Tanzania’s president John Magufuli has asked for a 94 percent increase in cashew nuts to protect farmers. With this move, Magufuli decided to buy about 220,000 tonnes of cashew nuts from farmers after private companies refused to buy at such high prices. Tanzanians will consume all the cashew nuts they produce if they can not sell, the head of the country said. Traders argue that this could lead to a global supply shortage. Vietnam and India may be the first to suffer.
Prices of cashew nuts in two major cashew processing and exporting countries, India and Vietnam, will be pushed up by the new Tanzanian policy. And no country harvested cashew nuts at the same time with this country so the risk of supply shortage is greater.
Following the way of raw nut prices, kernel prices are also tending to rise, and orders from Western countries have been higher in recent days. The future of Tanzanian production is uncertain but the decision of the Tanzanian President clearly puts the market under pressure with a likely decrease in supply in the coming months which was quite unexpected.
Beyond the situation in Tanzania which clearly causes an increase in the price, it seems that the demand for cashew kernels is finally making a comeback. Market players also testify that medium-term orders have resumed with kernel importers seeking to cover the first quarter of 2019 or even in some cases for the first half of the year.

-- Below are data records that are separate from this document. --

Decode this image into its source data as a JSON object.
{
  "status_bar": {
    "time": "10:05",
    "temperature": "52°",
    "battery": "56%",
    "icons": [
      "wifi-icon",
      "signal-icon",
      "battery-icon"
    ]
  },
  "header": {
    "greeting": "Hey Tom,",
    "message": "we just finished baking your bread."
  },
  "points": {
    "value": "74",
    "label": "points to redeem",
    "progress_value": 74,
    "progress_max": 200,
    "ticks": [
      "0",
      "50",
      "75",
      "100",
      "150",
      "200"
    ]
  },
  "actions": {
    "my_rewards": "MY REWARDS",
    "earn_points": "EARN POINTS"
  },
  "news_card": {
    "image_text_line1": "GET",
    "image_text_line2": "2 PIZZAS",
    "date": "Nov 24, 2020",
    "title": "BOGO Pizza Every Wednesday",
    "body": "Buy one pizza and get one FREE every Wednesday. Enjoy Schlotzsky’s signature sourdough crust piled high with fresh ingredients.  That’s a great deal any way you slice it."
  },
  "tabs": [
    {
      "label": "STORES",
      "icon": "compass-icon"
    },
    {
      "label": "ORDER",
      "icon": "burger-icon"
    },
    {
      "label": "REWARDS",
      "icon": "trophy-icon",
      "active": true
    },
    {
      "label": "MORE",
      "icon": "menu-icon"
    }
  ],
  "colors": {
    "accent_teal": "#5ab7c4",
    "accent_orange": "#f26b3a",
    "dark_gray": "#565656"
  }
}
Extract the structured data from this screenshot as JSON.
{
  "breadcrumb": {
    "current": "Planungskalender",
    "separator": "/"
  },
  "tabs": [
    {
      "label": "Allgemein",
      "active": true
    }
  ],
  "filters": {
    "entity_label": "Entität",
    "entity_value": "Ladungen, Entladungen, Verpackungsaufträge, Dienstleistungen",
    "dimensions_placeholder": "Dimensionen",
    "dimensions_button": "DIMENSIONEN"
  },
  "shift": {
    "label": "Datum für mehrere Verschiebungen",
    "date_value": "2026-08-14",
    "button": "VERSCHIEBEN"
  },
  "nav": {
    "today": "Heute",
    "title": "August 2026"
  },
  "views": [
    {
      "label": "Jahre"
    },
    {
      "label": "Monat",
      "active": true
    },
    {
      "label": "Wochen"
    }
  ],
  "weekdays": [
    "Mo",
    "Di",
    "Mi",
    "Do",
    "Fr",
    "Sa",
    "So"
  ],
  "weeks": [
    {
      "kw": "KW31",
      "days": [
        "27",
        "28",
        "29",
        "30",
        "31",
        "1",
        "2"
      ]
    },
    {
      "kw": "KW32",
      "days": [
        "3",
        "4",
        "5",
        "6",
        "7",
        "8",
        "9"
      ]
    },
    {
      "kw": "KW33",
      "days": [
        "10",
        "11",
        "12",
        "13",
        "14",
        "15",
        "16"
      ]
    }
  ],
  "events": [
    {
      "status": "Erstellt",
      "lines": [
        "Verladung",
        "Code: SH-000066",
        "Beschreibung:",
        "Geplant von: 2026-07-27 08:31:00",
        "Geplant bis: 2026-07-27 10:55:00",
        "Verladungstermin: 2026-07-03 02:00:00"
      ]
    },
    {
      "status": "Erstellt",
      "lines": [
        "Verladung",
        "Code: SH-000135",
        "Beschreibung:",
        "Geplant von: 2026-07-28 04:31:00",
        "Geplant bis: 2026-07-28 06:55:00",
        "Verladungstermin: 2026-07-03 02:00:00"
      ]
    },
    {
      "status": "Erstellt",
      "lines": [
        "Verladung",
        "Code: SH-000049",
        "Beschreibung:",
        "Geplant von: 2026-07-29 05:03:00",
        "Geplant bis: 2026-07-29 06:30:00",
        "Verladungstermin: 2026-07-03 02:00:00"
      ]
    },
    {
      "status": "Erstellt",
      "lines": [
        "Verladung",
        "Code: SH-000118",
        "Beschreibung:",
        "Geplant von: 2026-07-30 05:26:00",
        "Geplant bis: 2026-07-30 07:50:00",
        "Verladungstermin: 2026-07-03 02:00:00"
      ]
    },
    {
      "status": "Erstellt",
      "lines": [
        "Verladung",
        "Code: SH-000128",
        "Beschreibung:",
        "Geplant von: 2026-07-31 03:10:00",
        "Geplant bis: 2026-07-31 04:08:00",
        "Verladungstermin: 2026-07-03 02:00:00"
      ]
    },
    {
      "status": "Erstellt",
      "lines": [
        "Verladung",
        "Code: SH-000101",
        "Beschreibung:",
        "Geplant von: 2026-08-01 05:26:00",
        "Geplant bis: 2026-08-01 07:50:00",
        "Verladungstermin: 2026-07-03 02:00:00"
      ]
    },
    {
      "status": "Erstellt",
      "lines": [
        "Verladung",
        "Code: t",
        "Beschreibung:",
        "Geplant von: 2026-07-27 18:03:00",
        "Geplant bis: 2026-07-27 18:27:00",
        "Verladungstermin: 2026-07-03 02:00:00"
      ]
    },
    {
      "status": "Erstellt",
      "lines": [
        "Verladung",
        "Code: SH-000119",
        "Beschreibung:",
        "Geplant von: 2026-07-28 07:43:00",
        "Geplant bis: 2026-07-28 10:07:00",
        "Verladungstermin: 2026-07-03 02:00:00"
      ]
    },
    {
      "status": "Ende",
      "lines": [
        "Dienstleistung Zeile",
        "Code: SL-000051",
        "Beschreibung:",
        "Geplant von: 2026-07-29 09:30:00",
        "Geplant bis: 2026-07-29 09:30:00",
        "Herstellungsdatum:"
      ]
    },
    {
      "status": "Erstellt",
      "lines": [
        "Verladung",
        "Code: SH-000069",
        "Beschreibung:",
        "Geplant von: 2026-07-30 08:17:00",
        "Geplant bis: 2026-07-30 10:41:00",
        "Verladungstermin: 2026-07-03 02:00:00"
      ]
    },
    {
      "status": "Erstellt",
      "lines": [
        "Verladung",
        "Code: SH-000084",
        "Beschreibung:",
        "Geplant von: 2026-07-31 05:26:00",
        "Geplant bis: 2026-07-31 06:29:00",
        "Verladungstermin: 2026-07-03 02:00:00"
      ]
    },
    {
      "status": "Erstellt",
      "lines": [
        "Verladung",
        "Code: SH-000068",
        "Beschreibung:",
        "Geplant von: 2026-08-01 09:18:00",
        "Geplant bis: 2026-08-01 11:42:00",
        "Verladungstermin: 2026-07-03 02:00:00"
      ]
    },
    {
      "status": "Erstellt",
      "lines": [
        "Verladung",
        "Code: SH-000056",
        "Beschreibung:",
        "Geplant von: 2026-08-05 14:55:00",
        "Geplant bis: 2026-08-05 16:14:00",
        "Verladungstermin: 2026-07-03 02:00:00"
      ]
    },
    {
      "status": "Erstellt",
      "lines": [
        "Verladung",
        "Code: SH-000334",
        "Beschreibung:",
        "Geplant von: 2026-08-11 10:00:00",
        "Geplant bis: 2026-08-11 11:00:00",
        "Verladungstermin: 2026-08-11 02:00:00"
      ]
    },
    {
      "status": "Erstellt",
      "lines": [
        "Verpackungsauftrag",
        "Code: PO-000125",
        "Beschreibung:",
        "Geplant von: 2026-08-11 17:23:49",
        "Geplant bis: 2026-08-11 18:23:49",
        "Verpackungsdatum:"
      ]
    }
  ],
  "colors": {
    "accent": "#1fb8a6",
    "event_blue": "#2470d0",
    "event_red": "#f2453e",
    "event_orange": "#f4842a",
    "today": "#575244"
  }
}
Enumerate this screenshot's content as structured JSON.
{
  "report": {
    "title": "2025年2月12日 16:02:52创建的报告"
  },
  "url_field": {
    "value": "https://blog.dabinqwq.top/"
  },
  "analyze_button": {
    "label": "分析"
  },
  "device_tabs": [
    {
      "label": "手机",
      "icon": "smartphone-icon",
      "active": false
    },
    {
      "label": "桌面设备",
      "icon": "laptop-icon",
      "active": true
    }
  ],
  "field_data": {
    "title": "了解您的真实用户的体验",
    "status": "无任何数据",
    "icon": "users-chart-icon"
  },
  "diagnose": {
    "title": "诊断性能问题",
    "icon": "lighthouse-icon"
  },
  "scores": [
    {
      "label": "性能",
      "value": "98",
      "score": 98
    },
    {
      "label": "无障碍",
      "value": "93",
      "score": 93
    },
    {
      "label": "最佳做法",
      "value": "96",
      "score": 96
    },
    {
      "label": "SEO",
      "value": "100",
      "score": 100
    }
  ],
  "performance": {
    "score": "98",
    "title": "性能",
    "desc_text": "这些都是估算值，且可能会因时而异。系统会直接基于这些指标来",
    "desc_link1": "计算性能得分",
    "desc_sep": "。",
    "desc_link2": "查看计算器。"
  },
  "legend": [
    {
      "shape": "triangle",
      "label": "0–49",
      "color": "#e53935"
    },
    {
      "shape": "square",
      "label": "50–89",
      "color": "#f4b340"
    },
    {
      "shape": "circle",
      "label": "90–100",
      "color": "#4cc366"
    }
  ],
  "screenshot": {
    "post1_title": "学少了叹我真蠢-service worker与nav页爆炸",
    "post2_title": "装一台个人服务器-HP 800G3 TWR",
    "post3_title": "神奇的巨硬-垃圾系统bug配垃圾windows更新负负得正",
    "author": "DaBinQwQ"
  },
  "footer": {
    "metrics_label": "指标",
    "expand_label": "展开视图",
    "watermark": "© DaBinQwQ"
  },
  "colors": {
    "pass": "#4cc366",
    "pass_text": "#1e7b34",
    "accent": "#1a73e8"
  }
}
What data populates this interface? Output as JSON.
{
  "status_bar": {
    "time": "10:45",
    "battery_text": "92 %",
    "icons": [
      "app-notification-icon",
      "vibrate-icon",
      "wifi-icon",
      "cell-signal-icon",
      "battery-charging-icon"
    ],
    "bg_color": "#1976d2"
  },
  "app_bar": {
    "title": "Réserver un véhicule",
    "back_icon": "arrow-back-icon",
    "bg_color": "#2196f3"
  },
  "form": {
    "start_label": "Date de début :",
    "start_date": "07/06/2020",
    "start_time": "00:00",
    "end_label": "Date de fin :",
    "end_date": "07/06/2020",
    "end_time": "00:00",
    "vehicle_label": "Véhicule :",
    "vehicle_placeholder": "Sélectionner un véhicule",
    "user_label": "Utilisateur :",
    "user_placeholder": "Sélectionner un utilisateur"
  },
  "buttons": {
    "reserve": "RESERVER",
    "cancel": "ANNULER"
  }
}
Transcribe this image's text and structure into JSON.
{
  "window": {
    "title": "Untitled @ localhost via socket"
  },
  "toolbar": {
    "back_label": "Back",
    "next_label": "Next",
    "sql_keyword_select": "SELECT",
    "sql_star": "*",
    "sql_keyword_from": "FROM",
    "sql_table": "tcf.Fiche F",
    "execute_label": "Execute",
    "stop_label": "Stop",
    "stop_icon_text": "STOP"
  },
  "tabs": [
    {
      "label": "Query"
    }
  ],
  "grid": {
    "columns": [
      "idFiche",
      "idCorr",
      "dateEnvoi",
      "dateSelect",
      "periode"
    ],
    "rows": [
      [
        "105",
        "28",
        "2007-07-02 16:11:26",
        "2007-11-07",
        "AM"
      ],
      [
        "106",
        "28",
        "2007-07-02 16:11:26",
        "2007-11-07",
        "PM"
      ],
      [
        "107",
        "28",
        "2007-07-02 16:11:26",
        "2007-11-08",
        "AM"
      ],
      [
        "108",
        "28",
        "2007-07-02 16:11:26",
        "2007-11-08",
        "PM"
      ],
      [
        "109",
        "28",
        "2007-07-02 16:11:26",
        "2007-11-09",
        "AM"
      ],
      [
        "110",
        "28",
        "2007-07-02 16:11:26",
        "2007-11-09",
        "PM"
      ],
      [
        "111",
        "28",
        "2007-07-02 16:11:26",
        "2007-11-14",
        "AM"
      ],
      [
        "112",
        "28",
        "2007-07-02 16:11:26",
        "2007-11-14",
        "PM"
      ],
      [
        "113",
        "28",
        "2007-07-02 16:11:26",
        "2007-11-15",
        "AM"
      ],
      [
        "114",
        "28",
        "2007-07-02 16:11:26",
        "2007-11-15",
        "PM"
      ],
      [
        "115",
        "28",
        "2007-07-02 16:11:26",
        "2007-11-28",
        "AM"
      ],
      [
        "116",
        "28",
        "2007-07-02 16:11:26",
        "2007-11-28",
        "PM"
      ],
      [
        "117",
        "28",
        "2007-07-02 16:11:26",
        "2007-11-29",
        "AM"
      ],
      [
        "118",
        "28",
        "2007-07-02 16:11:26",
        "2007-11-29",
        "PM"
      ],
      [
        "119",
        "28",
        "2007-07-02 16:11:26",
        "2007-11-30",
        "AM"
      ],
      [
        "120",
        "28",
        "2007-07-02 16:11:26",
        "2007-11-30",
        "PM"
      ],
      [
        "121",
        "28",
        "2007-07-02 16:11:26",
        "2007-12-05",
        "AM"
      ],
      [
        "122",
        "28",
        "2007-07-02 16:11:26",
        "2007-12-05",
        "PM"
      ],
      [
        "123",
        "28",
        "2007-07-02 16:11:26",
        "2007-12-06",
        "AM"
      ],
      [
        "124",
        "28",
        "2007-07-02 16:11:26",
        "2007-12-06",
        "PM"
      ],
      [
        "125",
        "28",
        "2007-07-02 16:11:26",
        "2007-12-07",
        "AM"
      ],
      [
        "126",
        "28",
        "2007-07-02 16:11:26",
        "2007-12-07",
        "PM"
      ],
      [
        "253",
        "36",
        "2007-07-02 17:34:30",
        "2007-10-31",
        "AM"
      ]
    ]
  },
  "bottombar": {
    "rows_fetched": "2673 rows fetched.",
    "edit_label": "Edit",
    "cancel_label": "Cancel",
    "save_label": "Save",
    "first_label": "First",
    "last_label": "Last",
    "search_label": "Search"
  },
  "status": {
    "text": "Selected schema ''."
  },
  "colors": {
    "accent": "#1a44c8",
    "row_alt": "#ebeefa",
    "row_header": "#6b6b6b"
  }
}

A significant rise in raw nut and kernel prices in the coming months? It is more uncertain. There are still around 100,000 MT of raw cashew nuts available in Côte d’Ivoire and around 50,000 MT in other West African countries. In addition, the rainy season was very good in West Africa and we are seeing a good start of flowering which could lead to an early harvest for the third year in a row. In India and Vietnam, the rainy season was very close to normal. If no late weather event happens, the outlook for 2019 production in the Northern Hemisphere will be clearly on the rise.
And let’s not forget that production in West Africa is growing very fast. According to some Ivoirian stakeholders, this year’s production would have exceeded 850,000 MT, more than our forecast which is still 825,000 MT well above the official figures. By 2019, the 900,000 MT mark will probably be exceeded.
Let’s hope for the sector that this month is the beginning of a period of stabilization at slightly higher price levels than in previous months but without giving way to a disproportionate bullish bubble.